First, the good news
Let's start off on a happy note: Heading into today's trading, investors had been warned to expect about a 1.4% decline in new orders for manufactured durable goods. The fact that orders actually declined only 1.1% was certainly a relief. It's particularly interesting to note that inventories continued to rise, confirming comments that FedEx (NYSE: FDX) made last week about the "restocking" trend continuing pace. Also curious -- but for the transportation equipment sector of the economy, overall orders would have been up in May.

Now, the bad
And that right there is the bad news: Orders for transportation equipment (read: "airplanes") suffered a steep decline last month. Analysts appear to be blaming Boeing (NYSE: BA) for the drop, but I'm not so sure that's the right call.

Do you see what I see?
After all, what's Boeing been doing these past few weeks? Upping production plans for its 737 airliner. Warning suppliers like United Technologies (NYSE: UTX) and General Electric (NYSE: GE) to ramp their parts production to meet Boeing's own expected demand. I ask you -- does this sound like a company whose orders are coming in light?

From where I sit, the reported rise in durable goods inventories, which would include United Technologies' and GE's plane parts, coupled with Boeing's heel-and-toe production ramps, suggest there's another fox in the economic henhouse. If airplane orders are coming in light, though, but Boeing's not to blame -- who is? It could be the real culprits are manufacturers of smaller birds -- General Dynamics (NYSE: GD) and its Gulfstreams, Textron and its Cessnas, or perhaps Hawker-Beechcraft, formerly owned by Raytheon.

Foolish takeaway
These companies don't report earnings until next month, and investors may find themselves perched on the edges of their seats in worry for several weeks, awaiting confirmation of who's to blame. The good news? With the exception of Goldman (which has other things to worry about), these companies all report earnings late in July -- which will give us at least a few days to review another round of manufacturing data before the earnings news gets confirmed. Stay tuned.

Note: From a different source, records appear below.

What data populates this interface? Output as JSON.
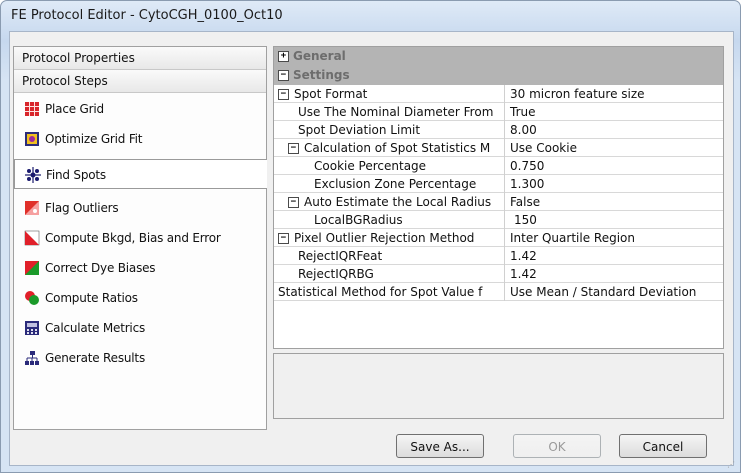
{
  "window": {
    "title": "FE Protocol Editor - CytoCGH_0100_Oct10"
  },
  "left_panel": {
    "headers": [
      "Protocol Properties",
      "Protocol Steps"
    ],
    "steps": [
      {
        "label": "Place Grid",
        "icon": "place-grid-icon"
      },
      {
        "label": "Optimize Grid Fit",
        "icon": "optimize-grid-icon"
      },
      {
        "label": "Find Spots",
        "icon": "find-spots-icon",
        "selected": true
      },
      {
        "label": "Flag Outliers",
        "icon": "flag-outliers-icon"
      },
      {
        "label": "Compute Bkgd, Bias and Error",
        "icon": "compute-bkgd-icon"
      },
      {
        "label": "Correct Dye Biases",
        "icon": "correct-dye-icon"
      },
      {
        "label": "Compute Ratios",
        "icon": "compute-ratios-icon"
      },
      {
        "label": "Calculate Metrics",
        "icon": "calculate-metrics-icon"
      },
      {
        "label": "Generate Results",
        "icon": "generate-results-icon"
      }
    ]
  },
  "property_grid": {
    "categories": [
      {
        "label": "General",
        "expanded": false
      },
      {
        "label": "Settings",
        "expanded": true
      }
    ],
    "rows": [
      {
        "name": "Spot Format",
        "value": "30 micron feature size",
        "level": 0,
        "expander": "minus"
      },
      {
        "name": "Use The Nominal Diameter From",
        "value": "True",
        "level": 1
      },
      {
        "name": "Spot Deviation Limit",
        "value": "8.00",
        "level": 1
      },
      {
        "name": "Calculation of Spot Statistics M",
        "value": "Use Cookie",
        "level": 1,
        "expander": "minus"
      },
      {
        "name": "Cookie Percentage",
        "value": "0.750",
        "level": 2
      },
      {
        "name": "Exclusion Zone Percentage",
        "value": "1.300",
        "level": 2
      },
      {
        "name": "Auto Estimate the Local Radius",
        "value": "False",
        "level": 1,
        "expander": "minus"
      },
      {
        "name": "LocalBGRadius",
        "value": "150",
        "level": 2
      },
      {
        "name": "Pixel Outlier Rejection Method",
        "value": "Inter Quartile Region",
        "level": 0,
        "expander": "minus"
      },
      {
        "name": "RejectIQRFeat",
        "value": "1.42",
        "level": 1
      },
      {
        "name": "RejectIQRBG",
        "value": "1.42",
        "level": 1
      },
      {
        "name": "Statistical Method for Spot Value f",
        "value": "Use Mean / Standard Deviation",
        "level": 0
      }
    ]
  },
  "buttons": {
    "save_as": "Save As...",
    "ok": "OK",
    "cancel": "Cancel"
  },
  "colors": {
    "category_bg": "#b4b4b4",
    "category_text": "#6d6d6d",
    "window_frame": "#c6d8ee"
  }
}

Take the Foolish Rorschach test. Do you see something different in today's chart? Tell us about it below.